During all this trout, Soju was being poured all around. Soju is the Korean answer to vodka, but its a little sweeter, and therefore easier to drink. Drinking culture is huuuuuuge (HUUGEEEE) in Korea, and certain etiquette must be followed, especially if you’re sitting across from your principal and you want to make a good impression. First, you should never pour your own Soju. People usually come up to you with a bottle and a shot glass, and they pour it for you. Then they give you the bottle to pour a glass for them. Then you cheers and drink. I liked how during this dinner people kept getting up and moving down the table. It was like musical chairs. That way you get to drink and talk with everyone present. It reminded me of Greeks when they get together at weddings or family events.

Overall, everyone at work seems really nice, and genuinely curious about me and where I am from. I am surprised no one has asked me about Trump yet, since most Koreans totally despise him. I know some of my friends at other schools have already been bombarded by Trump questions. Anyway, Its a weird feeling to never know exactly whats going on around you, and I think that’s going to be a big part of my daily life at school. Its not as unnerving as I expected it to be, Its pretty comical at times, like watching a movie on silent.

Today (Saturday) I will be reorganizing my room, eating chocolate cereal, preparing for lessons next week, and maybe getting back into Netflix. Later Vanessa and I will check out an art supply store in town. For those of you keeping track, my shower is still broke.






Here I am…

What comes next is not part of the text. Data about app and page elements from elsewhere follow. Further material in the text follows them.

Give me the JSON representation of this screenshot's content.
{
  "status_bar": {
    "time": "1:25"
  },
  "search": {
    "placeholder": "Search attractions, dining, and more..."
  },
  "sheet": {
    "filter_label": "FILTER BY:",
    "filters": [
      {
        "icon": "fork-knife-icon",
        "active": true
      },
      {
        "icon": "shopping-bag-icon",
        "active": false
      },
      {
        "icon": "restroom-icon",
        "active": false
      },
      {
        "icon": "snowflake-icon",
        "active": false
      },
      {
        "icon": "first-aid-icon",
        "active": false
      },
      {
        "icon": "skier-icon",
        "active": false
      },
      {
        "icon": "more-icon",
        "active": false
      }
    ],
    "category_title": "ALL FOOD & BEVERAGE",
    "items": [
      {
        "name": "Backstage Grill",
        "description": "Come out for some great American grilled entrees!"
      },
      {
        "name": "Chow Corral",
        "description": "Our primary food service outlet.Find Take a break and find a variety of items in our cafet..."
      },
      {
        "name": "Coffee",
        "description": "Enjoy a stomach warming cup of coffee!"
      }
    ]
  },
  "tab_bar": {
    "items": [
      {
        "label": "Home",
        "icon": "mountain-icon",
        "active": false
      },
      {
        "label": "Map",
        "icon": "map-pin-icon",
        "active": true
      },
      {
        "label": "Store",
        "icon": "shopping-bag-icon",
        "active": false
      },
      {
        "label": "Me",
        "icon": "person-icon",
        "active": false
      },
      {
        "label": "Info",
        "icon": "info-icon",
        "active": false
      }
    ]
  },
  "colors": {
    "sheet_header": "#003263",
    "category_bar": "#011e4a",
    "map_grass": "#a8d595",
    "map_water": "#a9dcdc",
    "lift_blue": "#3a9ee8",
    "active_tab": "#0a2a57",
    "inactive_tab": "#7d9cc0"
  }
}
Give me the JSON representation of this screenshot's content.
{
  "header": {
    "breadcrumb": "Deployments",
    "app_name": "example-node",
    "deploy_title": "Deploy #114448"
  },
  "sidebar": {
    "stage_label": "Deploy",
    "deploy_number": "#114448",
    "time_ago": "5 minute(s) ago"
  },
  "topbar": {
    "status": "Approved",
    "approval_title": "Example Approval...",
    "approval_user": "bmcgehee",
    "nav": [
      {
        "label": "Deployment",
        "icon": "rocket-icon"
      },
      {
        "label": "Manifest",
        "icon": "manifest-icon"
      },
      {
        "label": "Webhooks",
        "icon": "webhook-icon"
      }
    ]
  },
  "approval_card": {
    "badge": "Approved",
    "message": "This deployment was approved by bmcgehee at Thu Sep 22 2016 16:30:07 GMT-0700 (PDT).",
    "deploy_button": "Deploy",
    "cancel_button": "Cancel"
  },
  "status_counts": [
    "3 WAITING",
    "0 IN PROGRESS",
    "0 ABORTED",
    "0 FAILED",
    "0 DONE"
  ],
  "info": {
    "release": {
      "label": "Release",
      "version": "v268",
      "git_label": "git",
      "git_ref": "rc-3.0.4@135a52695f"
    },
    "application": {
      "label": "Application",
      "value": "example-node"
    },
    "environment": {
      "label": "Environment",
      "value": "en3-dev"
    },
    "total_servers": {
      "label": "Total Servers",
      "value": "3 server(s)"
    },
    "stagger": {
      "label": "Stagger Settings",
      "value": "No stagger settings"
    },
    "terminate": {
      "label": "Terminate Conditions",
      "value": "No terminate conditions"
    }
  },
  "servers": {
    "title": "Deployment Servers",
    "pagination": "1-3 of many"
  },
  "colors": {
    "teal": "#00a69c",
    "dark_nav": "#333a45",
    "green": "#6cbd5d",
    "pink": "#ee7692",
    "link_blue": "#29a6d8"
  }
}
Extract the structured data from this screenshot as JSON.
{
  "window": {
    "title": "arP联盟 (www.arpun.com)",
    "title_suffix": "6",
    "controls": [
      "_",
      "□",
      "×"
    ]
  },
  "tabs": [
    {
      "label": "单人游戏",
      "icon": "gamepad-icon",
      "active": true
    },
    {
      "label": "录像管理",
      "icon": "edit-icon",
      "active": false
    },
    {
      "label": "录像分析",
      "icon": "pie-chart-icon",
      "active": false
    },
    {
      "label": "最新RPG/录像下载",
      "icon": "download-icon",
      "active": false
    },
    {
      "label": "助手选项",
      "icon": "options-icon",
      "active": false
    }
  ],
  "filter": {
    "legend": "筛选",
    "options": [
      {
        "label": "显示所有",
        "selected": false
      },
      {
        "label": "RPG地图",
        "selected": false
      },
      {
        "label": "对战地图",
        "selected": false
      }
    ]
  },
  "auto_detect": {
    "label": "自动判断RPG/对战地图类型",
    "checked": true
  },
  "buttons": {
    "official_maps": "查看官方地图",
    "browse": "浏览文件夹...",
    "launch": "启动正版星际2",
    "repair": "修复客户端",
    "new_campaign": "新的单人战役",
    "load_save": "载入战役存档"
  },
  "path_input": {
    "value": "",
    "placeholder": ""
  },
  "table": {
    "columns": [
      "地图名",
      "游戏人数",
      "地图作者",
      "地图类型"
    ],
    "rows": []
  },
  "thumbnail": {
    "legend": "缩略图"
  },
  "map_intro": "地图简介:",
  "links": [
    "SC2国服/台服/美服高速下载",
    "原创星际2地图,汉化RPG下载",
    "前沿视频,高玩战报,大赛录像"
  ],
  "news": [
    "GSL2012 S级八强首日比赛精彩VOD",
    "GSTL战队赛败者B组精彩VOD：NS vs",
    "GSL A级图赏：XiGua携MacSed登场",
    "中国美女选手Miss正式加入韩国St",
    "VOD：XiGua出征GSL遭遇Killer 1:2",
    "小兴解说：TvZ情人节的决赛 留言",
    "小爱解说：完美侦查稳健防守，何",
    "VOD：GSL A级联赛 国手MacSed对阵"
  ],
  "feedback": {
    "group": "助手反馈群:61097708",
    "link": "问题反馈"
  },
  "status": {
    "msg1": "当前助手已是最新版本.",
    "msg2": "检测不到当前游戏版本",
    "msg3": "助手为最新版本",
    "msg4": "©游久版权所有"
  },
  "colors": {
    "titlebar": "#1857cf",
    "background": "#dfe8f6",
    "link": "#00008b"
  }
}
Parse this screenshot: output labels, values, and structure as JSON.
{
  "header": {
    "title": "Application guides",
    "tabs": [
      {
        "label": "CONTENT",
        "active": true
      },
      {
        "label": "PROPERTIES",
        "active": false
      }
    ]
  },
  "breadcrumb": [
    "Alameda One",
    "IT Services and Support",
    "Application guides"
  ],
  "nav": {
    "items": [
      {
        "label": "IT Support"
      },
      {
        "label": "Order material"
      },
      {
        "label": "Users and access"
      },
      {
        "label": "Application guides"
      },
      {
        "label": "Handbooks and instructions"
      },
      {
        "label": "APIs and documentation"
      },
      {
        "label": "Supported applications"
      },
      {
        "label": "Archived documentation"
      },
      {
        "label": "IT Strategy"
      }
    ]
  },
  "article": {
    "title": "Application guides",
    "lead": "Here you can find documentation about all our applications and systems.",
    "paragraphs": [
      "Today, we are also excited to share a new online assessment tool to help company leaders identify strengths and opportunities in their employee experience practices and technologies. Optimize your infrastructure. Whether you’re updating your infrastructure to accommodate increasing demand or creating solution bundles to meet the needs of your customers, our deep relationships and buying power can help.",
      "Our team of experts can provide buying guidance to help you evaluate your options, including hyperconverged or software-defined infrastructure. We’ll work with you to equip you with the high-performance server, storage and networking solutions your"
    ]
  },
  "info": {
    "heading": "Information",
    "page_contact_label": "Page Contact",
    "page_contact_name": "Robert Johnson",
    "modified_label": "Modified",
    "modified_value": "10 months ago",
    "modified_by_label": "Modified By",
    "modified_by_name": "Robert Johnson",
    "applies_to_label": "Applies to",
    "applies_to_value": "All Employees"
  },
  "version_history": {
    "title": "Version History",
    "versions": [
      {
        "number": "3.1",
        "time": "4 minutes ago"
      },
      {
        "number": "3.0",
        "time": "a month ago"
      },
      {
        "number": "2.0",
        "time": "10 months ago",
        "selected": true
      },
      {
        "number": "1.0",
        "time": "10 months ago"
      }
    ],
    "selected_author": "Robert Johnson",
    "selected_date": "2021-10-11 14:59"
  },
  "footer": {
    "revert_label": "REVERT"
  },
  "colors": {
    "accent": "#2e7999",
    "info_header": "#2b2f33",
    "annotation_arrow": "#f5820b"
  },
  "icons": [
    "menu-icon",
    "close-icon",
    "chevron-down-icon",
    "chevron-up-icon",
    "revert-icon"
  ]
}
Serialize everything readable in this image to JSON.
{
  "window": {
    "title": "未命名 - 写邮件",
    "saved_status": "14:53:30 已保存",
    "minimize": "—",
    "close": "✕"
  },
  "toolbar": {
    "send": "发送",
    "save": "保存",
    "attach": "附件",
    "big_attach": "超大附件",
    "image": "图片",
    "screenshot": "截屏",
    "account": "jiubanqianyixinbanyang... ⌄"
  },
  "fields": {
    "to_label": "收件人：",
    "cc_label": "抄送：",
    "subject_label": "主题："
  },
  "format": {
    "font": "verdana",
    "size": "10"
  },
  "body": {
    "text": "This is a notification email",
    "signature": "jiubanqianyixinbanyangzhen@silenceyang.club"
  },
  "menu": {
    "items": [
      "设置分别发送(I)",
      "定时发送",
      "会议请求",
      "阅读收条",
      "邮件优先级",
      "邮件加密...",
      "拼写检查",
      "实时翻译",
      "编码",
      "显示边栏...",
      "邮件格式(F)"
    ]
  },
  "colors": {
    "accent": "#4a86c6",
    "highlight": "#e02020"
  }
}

This is pretty surreal. Today is my first day in my town of Yeongwol Korea. We are about an hour and a half east of Seoul by bus. Not bad, totally manageable. I arrived last night, and was shown around by the Gym teacher at my elementary school. His English was not good, but we managed to have pleasant conversation. he told me about all his travels, and asked me if I wanted to join his soccer team. I said suuuuuuuuure! Anyway, he introduced me to the Principal, Vice Principal, and the administration ladies. My school is small but colorful. It is two floors with a small recess area in the front. To get to school, I will wait outside my apartment at 8:30 am and ride the Kindergarten bus. Yes, I’ll be riding to my new job in style, with the cool kids.

After a lot of logistics and paperwork, I was taken to my new apartment, which is just out of the main downtown area. A nice 5 minute walk. My place is a studio apartment on the first floor. There are some pros and cons to it. Its small, no windows, almost no storage, and the shower is currently broken. BUT, I have lots of blankets, heated floors, a second room with a sofa, TV, good bed, and a desk with a bookshelf. It’s a good thing I’m not the only English teacher in this town, Vanessa from LA lives in the next building and she has graciously let me use her shower. She is also educating me on the intricacies of K-Pop. I’m baffled.

So far, I feel a little far away from everything. If that makes any sense. I’m aware of how isolated I am. All in all that is a good thing, but last night and early this morning I really didn’t know what to do. I miss thinking about art, and this last week was so hectic with orientation and meeting new people that I wasn’t able to draw or even write too much. As soon as my job begins tomorrow and I establish a routine, the feeling of OH SHITTT HOW DID I GET HERE will melt away and everything will work out. Because it always does so why shouldn’t it again?????

This morning Vanessa, Lauren (from South Africa), and myself ventured into town to explore and purchase some food and supplies. I’ve been looking for Nutella but I don’t think it exists in this small provincial town. Unfortunate, but I’ve found other things to snack on such as green tea chocolate cookies, bananas, coffee, noodles, and clementines. You know the essentials. I’ve been told good pizza exists here also, which is so so so great. Please don’t think that I don’t like Korean food, I love it. Especially Bulgogi and Bibimbop. But we all need pizza every once in a while.

We have a meet and greet dinner tonight (I think) so until then I will continue unpacking and start making this apartment feel more inspiring. I’m thankful my Spotify works in Korea so Fleetwood Mac and Leon Bridges can serenade me as I work.